A two-minute silence will, as ever, take place on Armistice Day at 11am this Saturday (11 November) – echoing the so-called ‘eleventh hour of the eleventh day of the eleventh month’ of 1918. This was when the armistice treaty between the opposing sides of the First World War came into force, to officially cease hostilities; although the exact timing was probably not quite so neat.
The 100-year anniversary of the First World War (1914-18) has continued to be commemorated nationally and this summer marked a century since some of its most significant battles, including Passchendaele.
In Ealing News Extra’s history section there are lots of stories relating to the First World War and how it touched our borough and the lives of the people who lived here. Just type ‘first world war’ into the search option on the site, or browse through ealingnewsextra.co.uk/history
Many of the stories relate to local heroes commemorated on local memorials and their actions during the war, not least those of Harold ‘Houdini’ Medlicott. His story reads like a Hollywood script. He escaped from German prisoner-of-war camps at least 10 times. Prior to being imprisoned, he was one of the early Royal Air Force’s leading fighter pilots and his repeated escapes made him a hero to other prisoners. Others tell the tales of how families of soldier helped to restore their names to the memorial in Ealing, such as that of Herbert Crook.
Other less inspirational tales include a riot in Acton in 1915 when anti-German sentiment spilled over into violence against German shopkeepers.
There is also a piece on ‘the war years’ which breaks down local events across the period of 1914 to 1918, year by year.
Take a look at ealingnewsextra.co.uk/history for other stories on the first and second world wars and lots more besides.
LOCAL REMEMBRANCE SERVICES
Members of the public are invited to join councillors, who will be observing a two-minute silence outside Ealing Town Hall at 11am on Saturday (11 November).
On Remembrance Sunday (12 November) the country will stop at large to commemorate the sacrifice of our armed forces, past and present. Services and events will take place at war memorials across the country – and across our borough.

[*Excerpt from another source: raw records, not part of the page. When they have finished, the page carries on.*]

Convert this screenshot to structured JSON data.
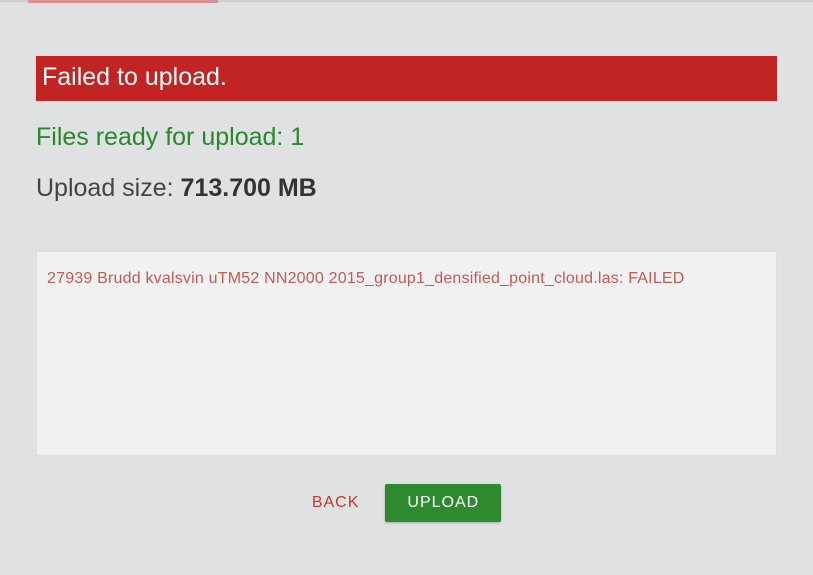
{
  "banner": {
    "error_text": "Failed to upload."
  },
  "status": {
    "ready_label": "Files ready for upload:",
    "ready_count": "1",
    "size_label": "Upload size:",
    "size_value": "713.700 MB"
  },
  "log": {
    "entries": [
      "27939 Brudd kvalsvin uTM52 NN2000 2015_group1_densified_point_cloud.las: FAILED"
    ]
  },
  "actions": {
    "back_label": "BACK",
    "upload_label": "UPLOAD"
  }
}
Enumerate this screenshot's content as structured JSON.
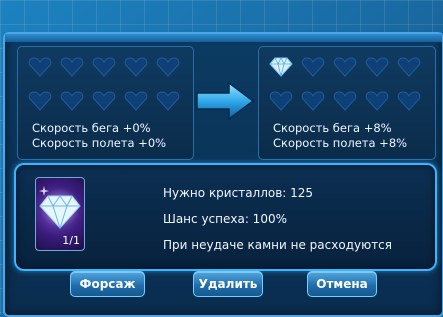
{
  "left_panel": {
    "speed_run": "Скорость бега +0%",
    "speed_fly": "Скорость полета +0%"
  },
  "right_panel": {
    "speed_run": "Скорость бега +8%",
    "speed_fly": "Скорость полета +8%"
  },
  "info": {
    "crystals_needed": "Нужно кристаллов: 125",
    "success_chance": "Шанс успеха: 100%",
    "failure_note": "При неудаче камни не расходуются",
    "crystal_count": "1/1"
  },
  "buttons": {
    "boost": "Форсаж",
    "remove": "Удалить",
    "cancel": "Отмена"
  },
  "icons": {
    "slot": "heart-slot-icon",
    "gem": "diamond-gem-icon",
    "arrow": "right-arrow-icon"
  },
  "colors": {
    "accent": "#3fb3ff",
    "slot_fill": "#0e3f77"
  }
}
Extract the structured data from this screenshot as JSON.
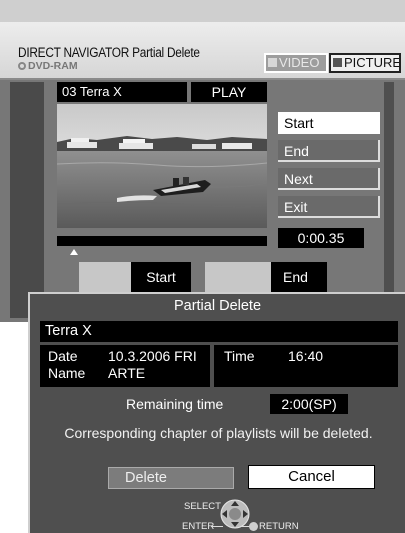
{
  "header": {
    "title": "DIRECT NAVIGATOR  Partial Delete",
    "subtitle": "DVD-RAM",
    "tabs": [
      {
        "label": "VIDEO",
        "active": false
      },
      {
        "label": "PICTURE",
        "active": true
      }
    ]
  },
  "program": {
    "name": "03 Terra X",
    "status": "PLAY"
  },
  "menu": {
    "items": [
      "Start",
      "End",
      "Next",
      "Exit"
    ],
    "selected_index": 0
  },
  "counter": "0:00.35",
  "markers": {
    "start_label": "Start",
    "end_label": "End"
  },
  "dialog": {
    "title": "Partial Delete",
    "program_name": "Terra X",
    "date_label": "Date",
    "date_value": "10.3.2006 FRI",
    "name_label": "Name",
    "name_value": "ARTE",
    "time_label": "Time",
    "time_value": "16:40",
    "remaining_label": "Remaining time",
    "remaining_value": "2:00(SP)",
    "warning": "Corresponding chapter of playlists will be deleted.",
    "delete_label": "Delete",
    "cancel_label": "Cancel"
  },
  "remote_hints": {
    "select": "SELECT",
    "enter": "ENTER",
    "return": "RETURN"
  },
  "colors": {
    "screen_background": "#777777",
    "dialog_background": "#4f4f4f",
    "highlight": "#ffffff",
    "panel": "#000000"
  },
  "icons": [
    "disc-icon",
    "dpad-icon",
    "return-icon",
    "timeline-marker-icon"
  ]
}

Mayor of Ealing, Councillor Simon Woodroofe is due to attend a service at Ealing War Memorial on Ealing Green, in front of Pitzhanger Manor, with a two-minute silence at 11am. The mayor will be joined by the deputy leader of the council, Councillor Ranjit Dheer.
The local branch of the Royal British Legion marches each year to Greenford War Memorial from its headquarters in Oldfield Lane South for a public service at 11am. This year it will be attended by council leader Julian Bell and deputy mayor Councillor Tejinder Dhami.
A short service will take place at the war memorial on the Green in Southall, followed by a two-minute silence at 11am. The congregation will then parade through King Street into St John’s Church in Church Road for a service. This will be attended by the immediate past Mayor, Councillor Dr Patricia Walker, and the council’s chief executive, Paul Najsarek.
School service and one at Acton Care Centre
On Friday (10 November) a two-minute silence will be held at Featherstone High School in Southall.
The school has a war memorial which was paid for by local people and unveiled in 1921 to commemorate the 221 pupils from Featherstone Boys’ School, as it was then, who died fighting in the First World War. All of their 221 names are inscribed on the memorial. At 11am on Friday the whole school will stand around the memorial to mark the silence, and will listen to a rendition of The Last Post and lay poppies and wreaths at the foot of the memorial.
Meanwhile, the mayor and Acton councillors attended the Acton Hospital Remembrance service at Acton Care Centre at 3pm on Sunday, 5 November which is traditionally held a week before Remembrance Sunday. Injured servicemen were cared for at Acton Hospital in Gunnersbury Lane, following the First World War and it later became a war memorial.